Let’s face it, the author, who is quite familiar with his/her inter-weaving plots and complex character motivations could quite easily leave a reader in the dark when they jump to the next volume in the series. Some readers have the benefit of reading all three in a trilogy one after the other. Other readers may find a gap of a year or more between books. How does the author accommodate both situations without annoying the reader?

I’d be interested in hearing from authors and readers on how they solve this problem or how they feel about the way their favorite author treats the situation. Speaking for myself, and thinking of the complex Game of Thrones series, I tend to go back and read the previous book before I jump into the next when it finally arrives.


The Dark Lady Trilogy (Volume 1,2,3)
The Queen’s Pawn (Volume 1) (as yet untitled volume 2 due out shortly!)
The Housetrap Chronicles (Volume 1 to 7)
Alex in Wanderland,
Knight’s Bridge


Olga Godim said...

To tell the truth, I dislike series that continue the same story line. I'm a proponent of a different type of series, where each novel has its own independent story line, and no back story is necessary. Often, such series are united by the same characters (think Poirot) or the same world with different heroes (like Mercedes Lackey and her Valdemar novels). That's how I write my own stories, but many writers continue the same story line from novel to novel. Some do it well, while others end each novel of a series in a cliffhanger. I think the latter gimmick is deceiving the readers. I hate it and I don't read series using this device. On the other hand, I might be in the minority here.

Ron said...

I read/write both types. I agree on the poor use of blatant cliff-hanger endings. I like clearing up most of the problems in the story, however I have been known to drop something new right at the end as a set-up for the next book.

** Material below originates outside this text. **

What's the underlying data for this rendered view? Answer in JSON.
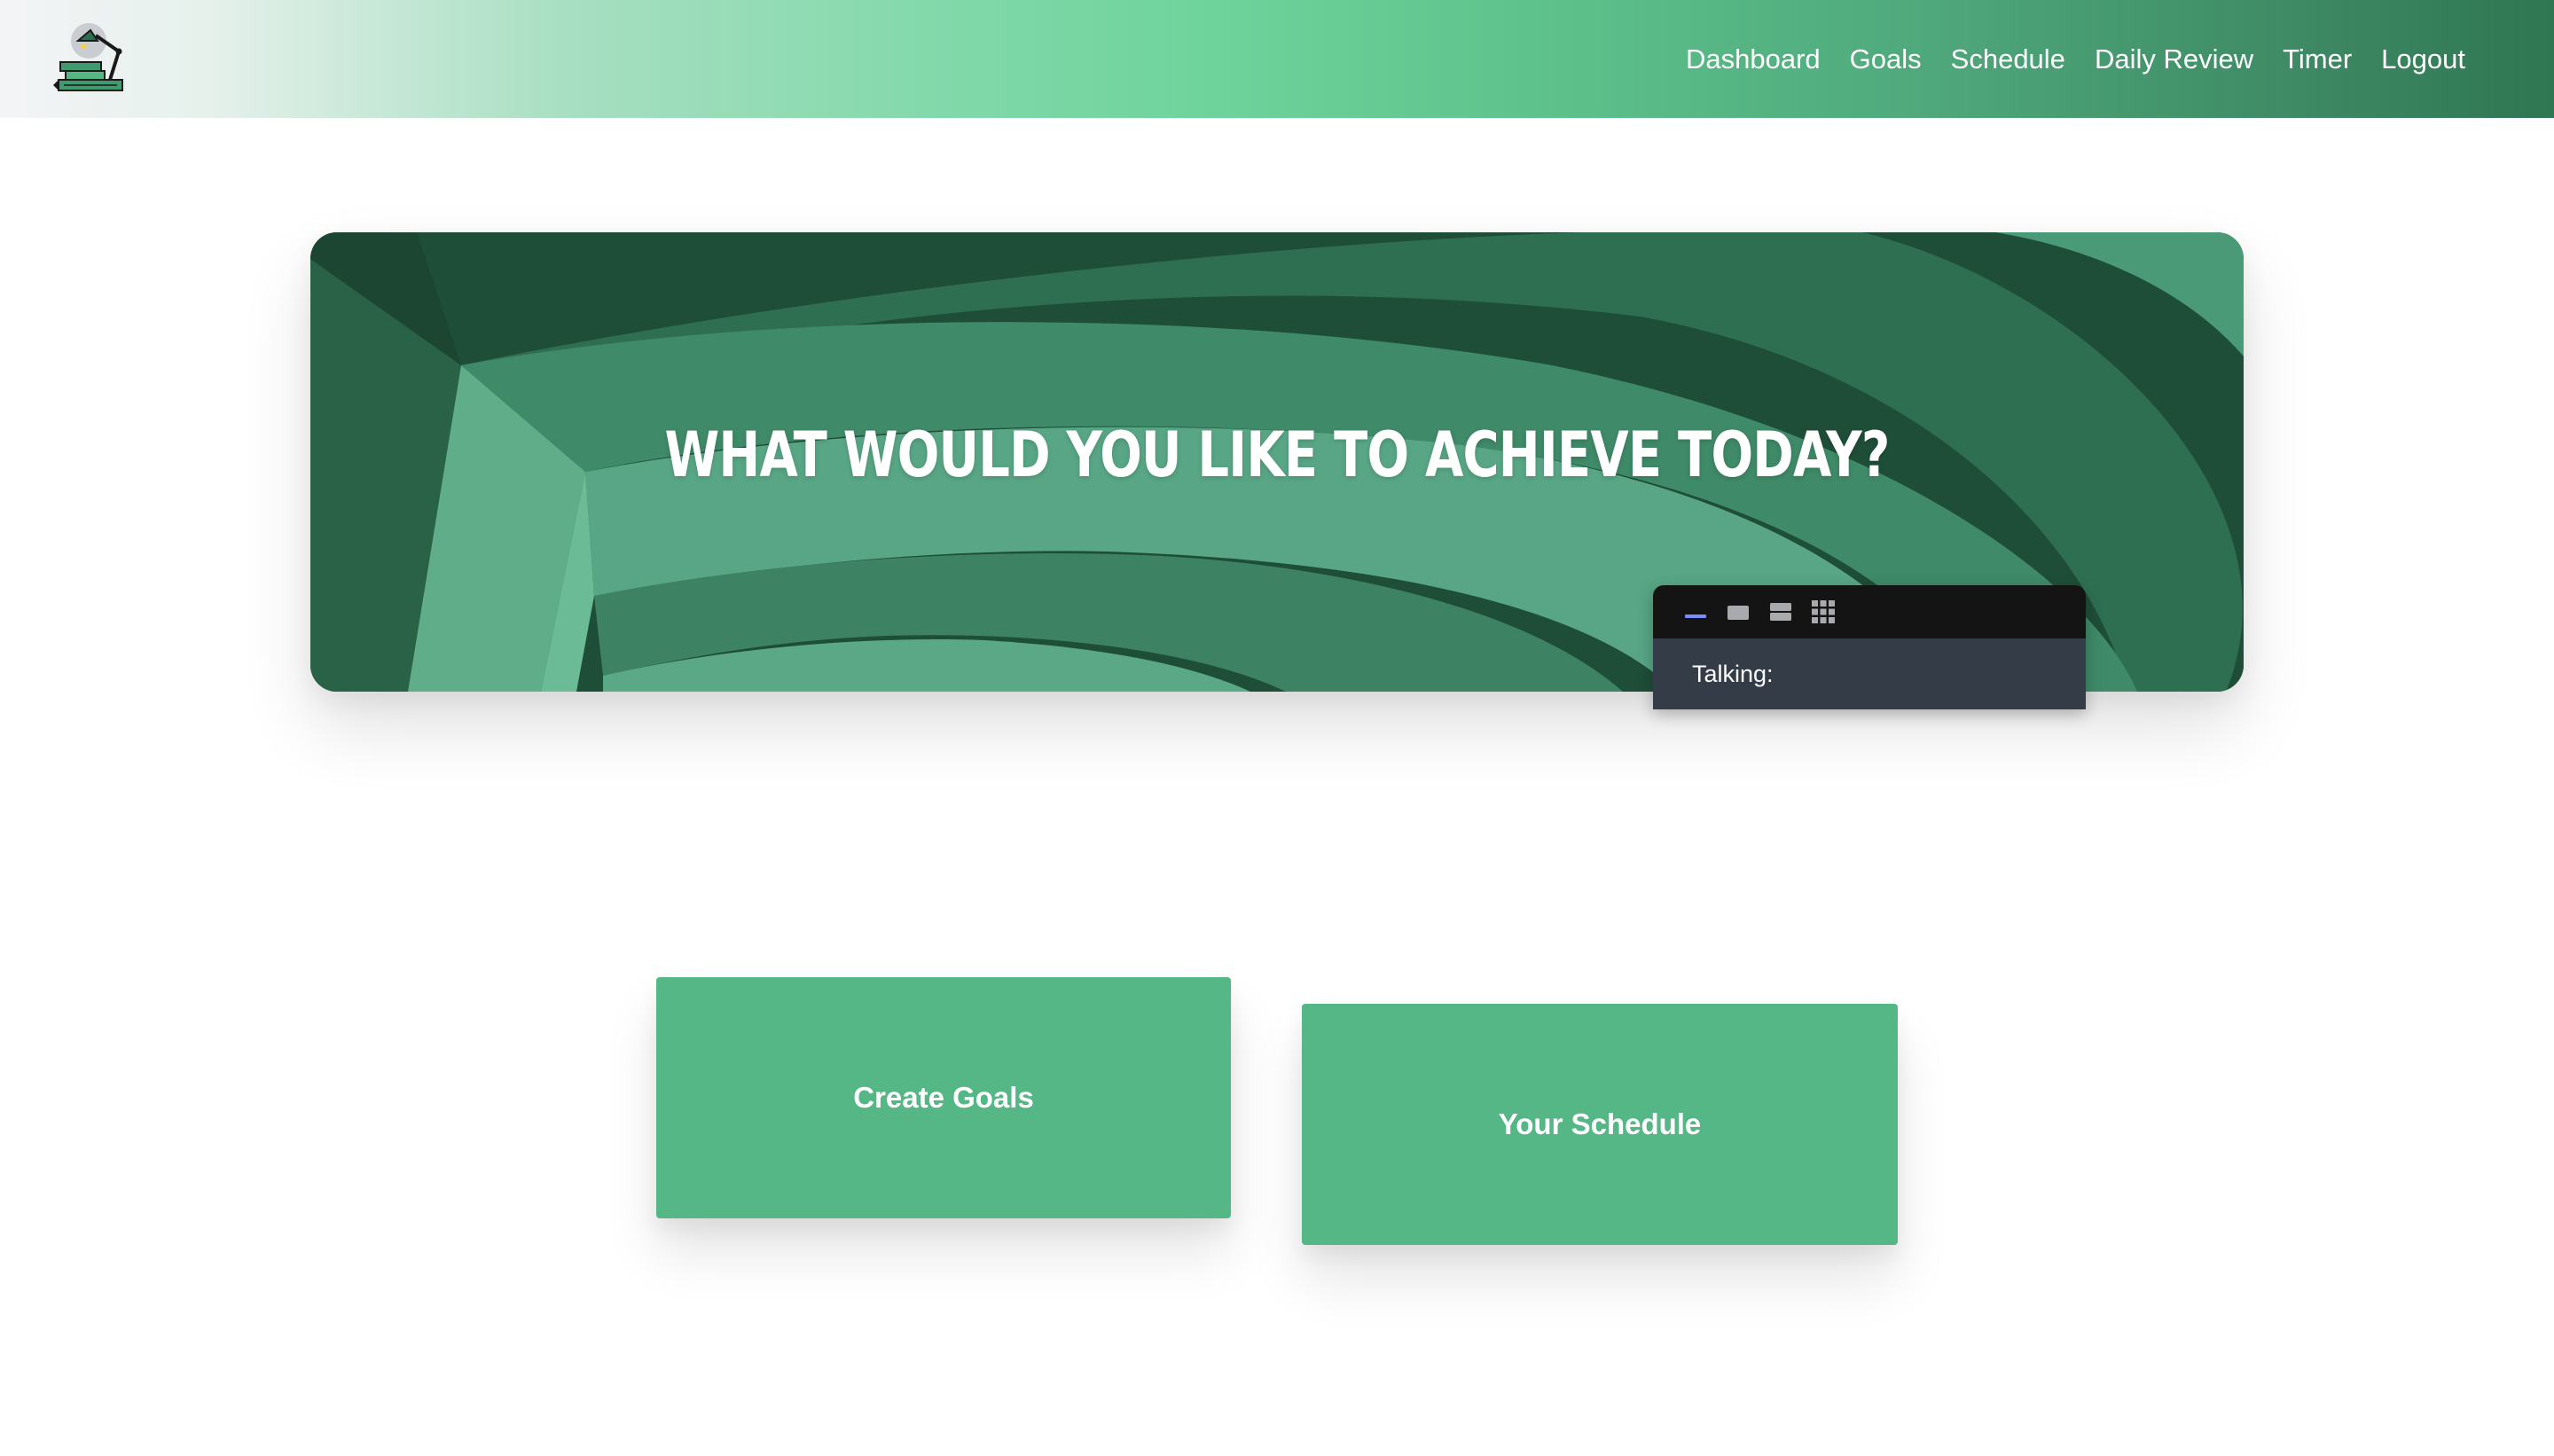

With my Housetrap Chronicles series I use the same two main characters, but have a different story (mystery) for them to solve each time. When I bring back a character who has appeared in an earlier tale, I explain the connection.